Since the early church fathers had already concluded that 1) the Apostle John was the author of Revelation, 2) the book of Revelation was written near the end of Domitian’s reign, and 3) that the book was written while John was on the Island of Patmos, we can conclude that Augustine of Hippo (A.D. 354 – 430) had no influence on the authorship, dating, or John’s location while writing the book. It is important to note that Augustine lived hundreds of years after these conclusions had already been reached. We can also conclude that John was imprisoned on the Island of Patmos. That is the testimony of both the internal and external evidence.
1. Irenaeus. Against Heresies. 4.14.2. Ante-Nicene Fathers. Hendrickson. 1995.vol. 1, p. 479.
2. Irenaeus. Against Heresies. 4.17.6; 4.18.6; 4.21.3; 5.28.2; 5.34.2. Ante-Nicene Fathers. Hendrickson. 1995.vol. 1, p. 479, 484, 486, 493, 557, 564.
3. Justin Martyr. Dialogue With Trypho. 81. Ante-Nicene Fathers. Hendrickson. 1995.vol. 1, p.240.
4. John F. Walvoord. The Revelation of Jesus Christ. Moody Press. 1966. p. 12.

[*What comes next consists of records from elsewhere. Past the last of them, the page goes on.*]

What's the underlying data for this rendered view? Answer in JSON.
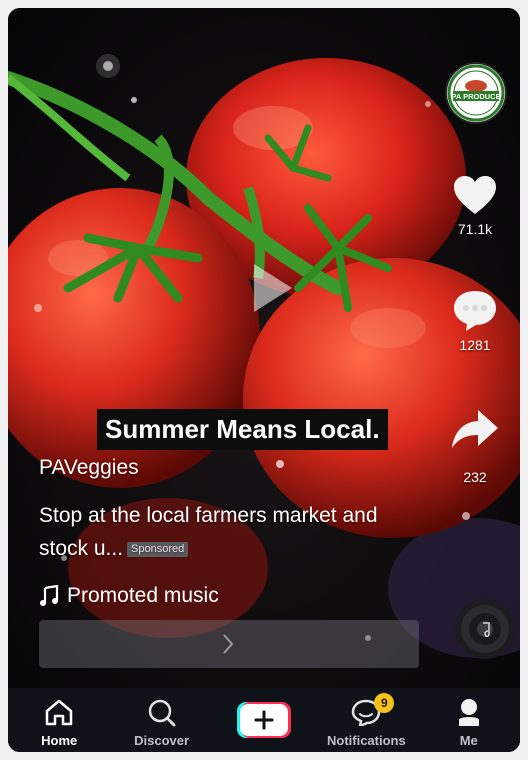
{
  "video": {
    "caption": "Summer Means Local.",
    "author": "PAVeggies",
    "description": "Stop at the local farmers market and stock u...",
    "sponsored_label": "Sponsored",
    "music": "Promoted music",
    "cta_icon": "chevron-right-icon"
  },
  "rail": {
    "avatar_text": "PA PRODUCE",
    "likes": "71.1k",
    "comments": "1281",
    "shares": "232"
  },
  "nav": {
    "items": [
      {
        "label": "Home",
        "icon": "home-icon",
        "active": true
      },
      {
        "label": "Discover",
        "icon": "search-icon",
        "active": false
      },
      {
        "label": "",
        "icon": "create-plus-icon",
        "active": false
      },
      {
        "label": "Notifications",
        "icon": "chat-bubble-icon",
        "badge": "9",
        "active": false
      },
      {
        "label": "Me",
        "icon": "profile-icon",
        "active": false
      }
    ]
  },
  "colors": {
    "tomato": "#e2281c",
    "stem": "#3d9a2a",
    "nav_bg": "#0f1219",
    "badge": "#f6c11a"
  }
}
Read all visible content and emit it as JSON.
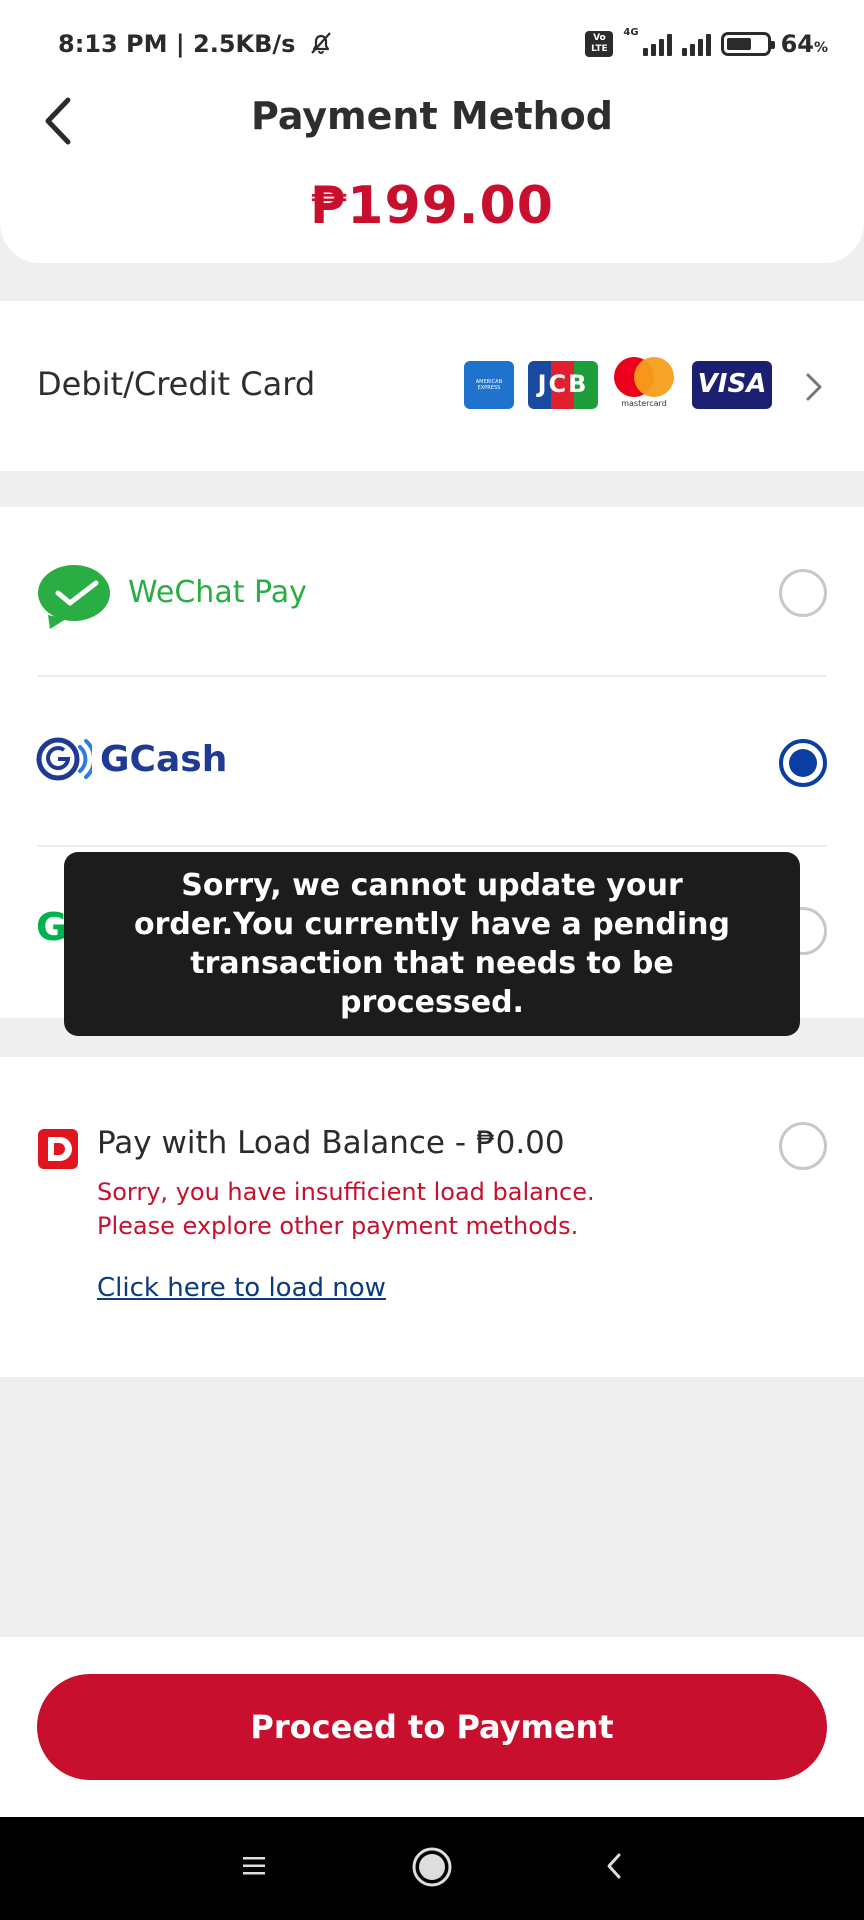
{
  "status_bar": {
    "time_speed": "8:13 PM | 2.5KB/s",
    "volte_label": "Vo LTE",
    "network_label": "4G",
    "battery_percent": "64",
    "battery_unit": "%",
    "icons": [
      "mute-bell-icon",
      "volte-icon",
      "signal-icon",
      "battery-icon"
    ]
  },
  "header": {
    "title": "Payment Method",
    "amount": "₱199.00",
    "back_icon": "chevron-left-icon"
  },
  "card_option": {
    "label": "Debit/Credit Card",
    "brands": {
      "amex": "AMERICAN EXPRESS",
      "jcb": "JCB",
      "mastercard": "mastercard",
      "visa": "VISA"
    }
  },
  "wallets": {
    "wechat": {
      "label": "WeChat Pay",
      "selected": false
    },
    "gcash": {
      "label": "GCash",
      "selected": true
    },
    "grab": {
      "label": "GrabPay",
      "selected": false
    }
  },
  "load_balance": {
    "title": "Pay with Load Balance - ₱0.00",
    "error_line1": "Sorry, you have insufficient load balance.",
    "error_line2": "Please explore other payment methods.",
    "link": "Click here to load now"
  },
  "toast": {
    "message": "Sorry, we cannot update your order.You currently have a pending transaction that needs to be processed."
  },
  "footer": {
    "proceed_label": "Proceed to Payment"
  },
  "colors": {
    "brand_red": "#c8102e",
    "gcash_blue": "#0a3ea3",
    "wechat_green": "#2aae43",
    "grab_green": "#00b14f"
  }
}
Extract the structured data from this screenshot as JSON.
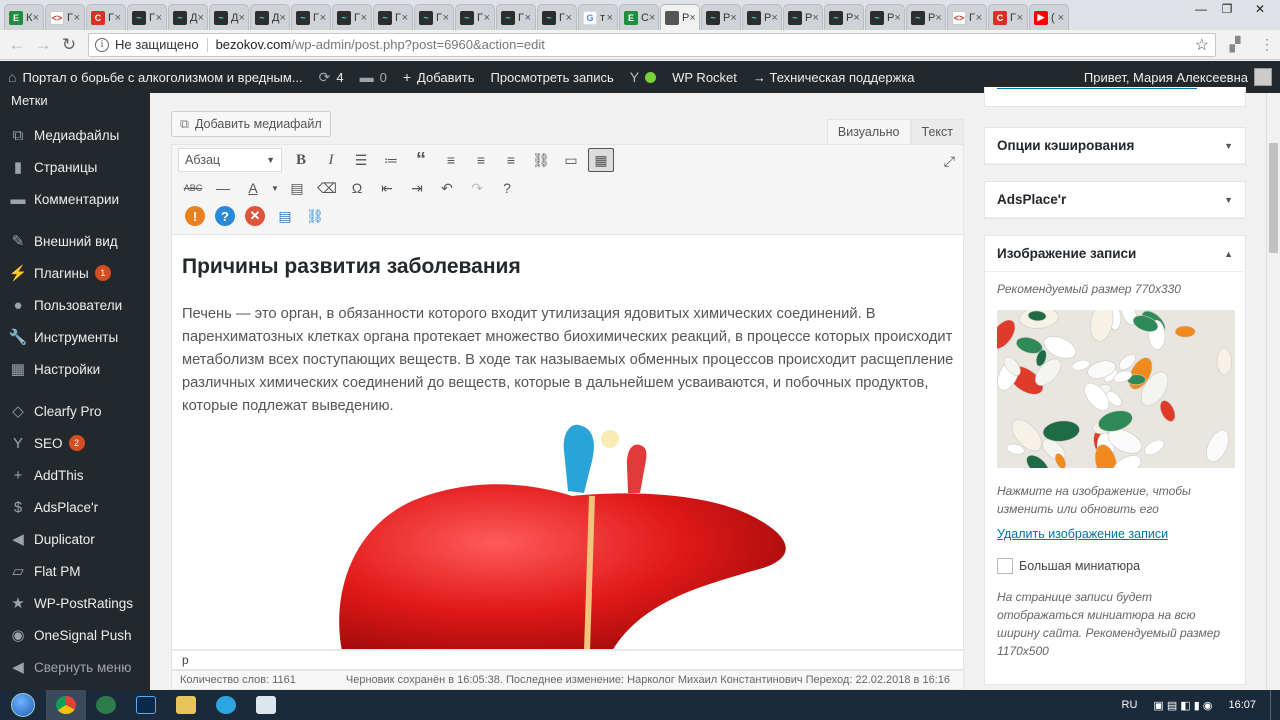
{
  "browser": {
    "tabs": [
      {
        "fav": "green",
        "glyph": "E",
        "label": "К"
      },
      {
        "fav": "code",
        "glyph": "<>",
        "label": "Г"
      },
      {
        "fav": "red",
        "glyph": "C",
        "label": "Г"
      },
      {
        "fav": "dark",
        "glyph": "~",
        "label": "Г"
      },
      {
        "fav": "dark",
        "glyph": "~",
        "label": "Д"
      },
      {
        "fav": "dark",
        "glyph": "~",
        "label": "Д"
      },
      {
        "fav": "dark",
        "glyph": "~",
        "label": "Д"
      },
      {
        "fav": "dark",
        "glyph": "~",
        "label": "Г"
      },
      {
        "fav": "dark",
        "glyph": "~",
        "label": "Г"
      },
      {
        "fav": "dark",
        "glyph": "~",
        "label": "Г"
      },
      {
        "fav": "dark",
        "glyph": "~",
        "label": "Г"
      },
      {
        "fav": "dark",
        "glyph": "~",
        "label": "Г"
      },
      {
        "fav": "dark",
        "glyph": "~",
        "label": "Г"
      },
      {
        "fav": "dark",
        "glyph": "~",
        "label": "Г"
      },
      {
        "fav": "goog",
        "glyph": "G",
        "label": "т"
      },
      {
        "fav": "green",
        "glyph": "E",
        "label": "С"
      },
      {
        "fav": "wp",
        "glyph": "",
        "label": "Р",
        "active": true
      },
      {
        "fav": "dark",
        "glyph": "~",
        "label": "Р"
      },
      {
        "fav": "dark",
        "glyph": "~",
        "label": "Р"
      },
      {
        "fav": "dark",
        "glyph": "~",
        "label": "Р"
      },
      {
        "fav": "dark",
        "glyph": "~",
        "label": "Р"
      },
      {
        "fav": "dark",
        "glyph": "~",
        "label": "Р"
      },
      {
        "fav": "dark",
        "glyph": "~",
        "label": "Р"
      },
      {
        "fav": "code",
        "glyph": "<>",
        "label": "Г"
      },
      {
        "fav": "red",
        "glyph": "C",
        "label": "Г"
      },
      {
        "fav": "yt",
        "glyph": "▶",
        "label": "("
      }
    ],
    "url": {
      "not_secure": "Не защищено",
      "domain": "bezokov.com",
      "path": "/wp-admin/post.php?post=6960&action=edit"
    }
  },
  "adminbar": {
    "site": "Портал о борьбе с алкоголизмом и вредным...",
    "updates": "4",
    "comments": "0",
    "add": "Добавить",
    "view": "Просмотреть запись",
    "rocket": "WP Rocket",
    "support": "→ Техническая поддержка",
    "greeting": "Привет, Мария Алексеевна"
  },
  "menu": {
    "top": "Метки",
    "items": [
      {
        "icon": "media-icon",
        "glyph": "⧉",
        "label": "Медиафайлы"
      },
      {
        "icon": "pages-icon",
        "glyph": "▮",
        "label": "Страницы"
      },
      {
        "icon": "comments-icon",
        "glyph": "▬",
        "label": "Комментарии"
      },
      {
        "icon": "appearance-icon",
        "glyph": "✎",
        "label": "Внешний вид",
        "gap": true
      },
      {
        "icon": "plugins-icon",
        "glyph": "⚡",
        "label": "Плагины",
        "badge": "1"
      },
      {
        "icon": "users-icon",
        "glyph": "●",
        "label": "Пользователи"
      },
      {
        "icon": "tools-icon",
        "glyph": "🔧",
        "label": "Инструменты"
      },
      {
        "icon": "settings-icon",
        "glyph": "▦",
        "label": "Настройки"
      },
      {
        "icon": "clearfy-icon",
        "glyph": "◇",
        "label": "Clearfy Pro",
        "gap": true
      },
      {
        "icon": "seo-icon",
        "glyph": "Y",
        "label": "SEO",
        "badge": "2"
      },
      {
        "icon": "addthis-icon",
        "glyph": "+",
        "label": "AddThis"
      },
      {
        "icon": "adsplacer-icon",
        "glyph": "$",
        "label": "AdsPlace'r"
      },
      {
        "icon": "duplicator-icon",
        "glyph": "◀",
        "label": "Duplicator"
      },
      {
        "icon": "flatpm-icon",
        "glyph": "▱",
        "label": "Flat PM"
      },
      {
        "icon": "postratings-icon",
        "glyph": "★",
        "label": "WP-PostRatings"
      },
      {
        "icon": "onesignal-icon",
        "glyph": "◉",
        "label": "OneSignal Push"
      },
      {
        "icon": "collapse-icon",
        "glyph": "◀",
        "label": "Свернуть меню"
      }
    ]
  },
  "editor": {
    "add_media": "Добавить медиафайл",
    "tab_visual": "Визуально",
    "tab_text": "Текст",
    "format": "Абзац",
    "heading": "Причины развития заболевания",
    "paragraph": "Печень — это орган, в обязанности которого входит утилизация ядовитых химических соединений. В паренхиматозных клетках органа протекает множество биохимических реакций, в процессе которых происходит метаболизм всех поступающих веществ. В ходе так называемых обменных процессов происходит расщепление различных химических соединений до веществ, которые в дальнейшем усваиваются, и побочных продуктов, которые подлежат выведению.",
    "path": "p",
    "word_count": "Количество слов: 1161",
    "draft_status": "Черновик сохранён в 16:05:38. Последнее изменение: Нарколог Михаил Константинович Переход: 22.02.2018 в 16:16"
  },
  "sidebar": {
    "cache_title": "Опции кэширования",
    "ads_title": "AdsPlace'r",
    "featured_title": "Изображение записи",
    "recommended": "Рекомендуемый размер 770x330",
    "click_note": "Нажмите на изображение, чтобы изменить или обновить его",
    "remove_link": "Удалить изображение записи",
    "big_thumb": "Большая миниатюра",
    "big_note": "На странице записи будет отображаться миниатюра на всю ширину сайта. Рекомендуемый размер 1170x500"
  },
  "taskbar": {
    "lang": "RU",
    "time": "16:07"
  },
  "colors": {
    "admin_dark": "#23282d",
    "link": "#0073aa",
    "badge": "#d54e21"
  }
}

5. Geisler and Nix. A General Introduction To The Bible. Moody Press. 1973. pp. 187, 191, 193.
6. F. F. Bruce. The Canon of Scripture. InterVarsity Press. 1988. pp. 159-161.
7. Achtemeir et al. “Patmos” Harper’s Bible Dictionary. 1985. p. 755.
8. Clement of Alexandria. “Who Is The Rich Man?” XLII, Ante-Nicene Fathers. II, p. 603.
9. Eusebius. “Ecclesiastical History. Hendrickson. 1995. III, xx, The Fathers of the Church. I, p 168.
10. Irenaeus. “Against Heresies.” III, iii, 4, Ante-Nicene Fathers. I, p. 416.
11. John MacArthur,. The MacArthur Bible Handbook. Thomas Nelson Publishers. 2003. p. 517.
Reference Links:The Rescue -Salvation
When was the book of Revelation written?
The Muratorian Fragment
Did Jesus' Second Coming occur in 70 A.D.?
Book of Revelation